Although only 30% of the film's coloring is completed and parts are still being sketched, the Walt Disney Co. is using two of its big holiday films to showcase a unique trailer for "The Lion King," an animated movie that won't even be out until next summer.
Instead of the usual type of trailer that previews a coming attraction by culling excerpts from a film, Disney has chosen to air the opening 4 minutes and 14 seconds of "The Lion King," which includes an Elton John-Tim Rice song called "The Circle of Life."
"It's the first time that we've ever done anything like this," said Dick Cook, president of Buena Vista Pictures Distribution. "We were all so taken by the beauty and majesty of this piece that we felt like it was probably one of the best four minutes of film that we've seen."
The "featurette," as it is being called, has been screening prior to Disney's "The Three Musketeers" and will also be shown prior to "Sister Act 2" (from Disney's Touchstone division) throughout the holidays.
All studios use the holidays as a key time to show trailers to generate audience interest in films that won't be seen until far off in the future.
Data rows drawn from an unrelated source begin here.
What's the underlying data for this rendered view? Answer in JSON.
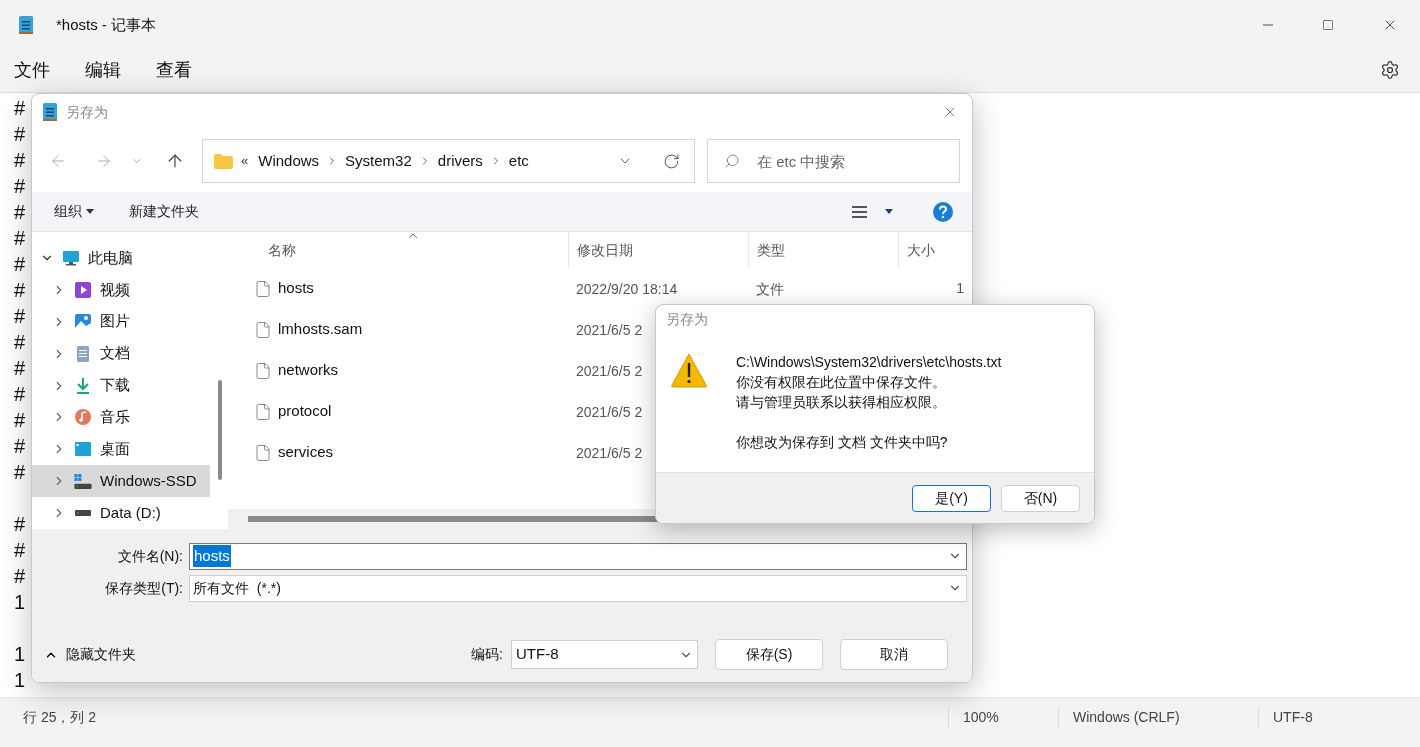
{
  "window": {
    "title": "*hosts - 记事本"
  },
  "menu": [
    "文件",
    "编辑",
    "查看"
  ],
  "editor_lines": [
    {
      "kind": "text",
      "text": "#"
    },
    {
      "kind": "text",
      "text": "#"
    },
    {
      "kind": "text",
      "text": "#"
    },
    {
      "kind": "text",
      "text": "#"
    },
    {
      "kind": "text",
      "text": "#"
    },
    {
      "kind": "text",
      "text": "#"
    },
    {
      "kind": "text",
      "text": "#"
    },
    {
      "kind": "text",
      "text": "#"
    },
    {
      "kind": "text",
      "text": "#"
    },
    {
      "kind": "text",
      "text": "#"
    },
    {
      "kind": "text",
      "text": "#"
    },
    {
      "kind": "text",
      "text": "#"
    },
    {
      "kind": "text",
      "text": "#"
    },
    {
      "kind": "text",
      "text": "#"
    },
    {
      "kind": "text",
      "text": "#"
    },
    {
      "kind": "blank"
    },
    {
      "kind": "text",
      "text": "#"
    },
    {
      "kind": "text",
      "text": "#"
    },
    {
      "kind": "text",
      "text": "#"
    },
    {
      "kind": "text",
      "text": "1"
    },
    {
      "kind": "blank"
    },
    {
      "kind": "text",
      "text": "1"
    },
    {
      "kind": "text",
      "text": "1"
    }
  ],
  "status_bar": {
    "position": "行 25，列 2",
    "zoom": "100%",
    "line_ending": "Windows (CRLF)",
    "encoding": "UTF-8"
  },
  "save_dialog": {
    "title": "另存为",
    "breadcrumb": {
      "overflow": "«",
      "parts": [
        "Windows",
        "System32",
        "drivers",
        "etc"
      ]
    },
    "search": {
      "placeholder": "在 etc 中搜索"
    },
    "toolbar": {
      "organize": "组织",
      "new_folder": "新建文件夹"
    },
    "sidebar": [
      {
        "label": "此电脑",
        "kind": "computer",
        "expanded": true,
        "selected": false,
        "children": [
          {
            "label": "视频",
            "kind": "video",
            "expanded": false,
            "selected": false
          },
          {
            "label": "图片",
            "kind": "picture",
            "expanded": false,
            "selected": false
          },
          {
            "label": "文档",
            "kind": "document",
            "expanded": false,
            "selected": false
          },
          {
            "label": "下载",
            "kind": "download",
            "expanded": false,
            "selected": false
          },
          {
            "label": "音乐",
            "kind": "music",
            "expanded": false,
            "selected": false
          },
          {
            "label": "桌面",
            "kind": "desktop",
            "expanded": false,
            "selected": false
          },
          {
            "label": "Windows-SSD",
            "kind": "system-drive",
            "expanded": false,
            "selected": true
          },
          {
            "label": "Data (D:)",
            "kind": "drive",
            "expanded": false,
            "selected": false
          }
        ]
      }
    ],
    "columns": [
      "名称",
      "修改日期",
      "类型",
      "大小"
    ],
    "files": [
      {
        "name": "hosts",
        "modified": "2022/9/20 18:14",
        "type": "文件",
        "file_size": "1"
      },
      {
        "name": "lmhosts.sam",
        "modified": "2021/6/5 2"
      },
      {
        "name": "networks",
        "modified": "2021/6/5 2"
      },
      {
        "name": "protocol",
        "modified": "2021/6/5 2"
      },
      {
        "name": "services",
        "modified": "2021/6/5 2"
      }
    ],
    "file_name": {
      "label": "文件名(N):",
      "value": "hosts"
    },
    "file_type": {
      "label": "保存类型(T):",
      "value": "所有文件  (*.*)"
    },
    "hide_folders": "隐藏文件夹",
    "encoding": {
      "label": "编码:",
      "value": "UTF-8"
    },
    "buttons": [
      "保存(S)",
      "取消"
    ]
  },
  "message_box": {
    "title": "另存为",
    "lines": [
      {
        "kind": "text",
        "text": "C:\\Windows\\System32\\drivers\\etc\\hosts.txt"
      },
      {
        "kind": "text",
        "text": "你没有权限在此位置中保存文件。"
      },
      {
        "kind": "text",
        "text": "请与管理员联系以获得相应权限。"
      },
      {
        "kind": "blank"
      },
      {
        "kind": "text",
        "text": "你想改为保存到 文档 文件夹中吗?"
      }
    ],
    "buttons": [
      {
        "label": "是(Y)",
        "default": true
      },
      {
        "label": "否(N)",
        "default": false
      }
    ]
  }
}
Warner Bros., for instance, plans holiday trailers for its two big summer movies, "Wyatt Earp" (Kevin Costner) and "Maverick" (Mel Gibson, Jodie Foster), while 20th Century Fox is showing a trailer in front of "Mrs. Doubtfire" for next summer's John Hughes film "Baby's Day Out."
But some observers say it is particularly vital for Disney to show "The Lion King" now if the film is to approach the hefty financial returns of the recent Disney hits "Beauty and the Beast" and "Aladdin."
"Aladdin," which was released last year, has grossed $217 million domestically and the 1991 hit "Beauty and the Beast" has taken in nearly $145 million at the domestic box office.
To achieve similar returns, "The Lion King" must appeal to a broad audience, not only children.
"Clearly, the audiences for 'Beauty and the Beast' and 'Aladdin' (showed they) were not kiddie movies," said one industry observer. "Those were date movies--movies that people of any age would go to just like they would other films out there.
"If you pitch something to kiddies, that is not going to be a big hit," he added. "Disney wants to make it clear that this is for general audiences, particularly young audiences, which traditionally buy the most tickets. It's an audience with money that doesn't always come to animated films in this country. We still have that awful stigma of animated films being a children's medium."
Animated films that do not attract adults are in for trouble. For example, "Once Upon a Forest" from Hanna-Barbera, which was released last June by 20th Century Fox, has taken in only $6.13 million.
In the opening sequence of "The Lion King," animals come from throughout the African plains to a spot where a proud lion and lioness have just given birth to a cub.
The scenes are dramatic in the way they depict vast herds of zebras and wildebeest running while birds soar high above the veldt.
There is one shot of a bull elephant walking toward the camera, kicking up dust and moving with the kind of weight and accurate rhythms not often depicted in animated films.
In the plot, the king is killed and the cub believes it is his fault. The cub leaves and the pride of lions come under the reign of the evil Scar. The cub grows up and must return to his rightful position.
The film is directed by Roger Allers and Robert Minkoff and is produced by Don Hahn, who produced "Beauty and the Beast." It features the voices of Whoopi Goldberg and Cheech Marin, who play hyenas; James Earl Jones, who plays Mufasa, the father lion, and Jeremy Irons as Scar, Mufasa's evil brother.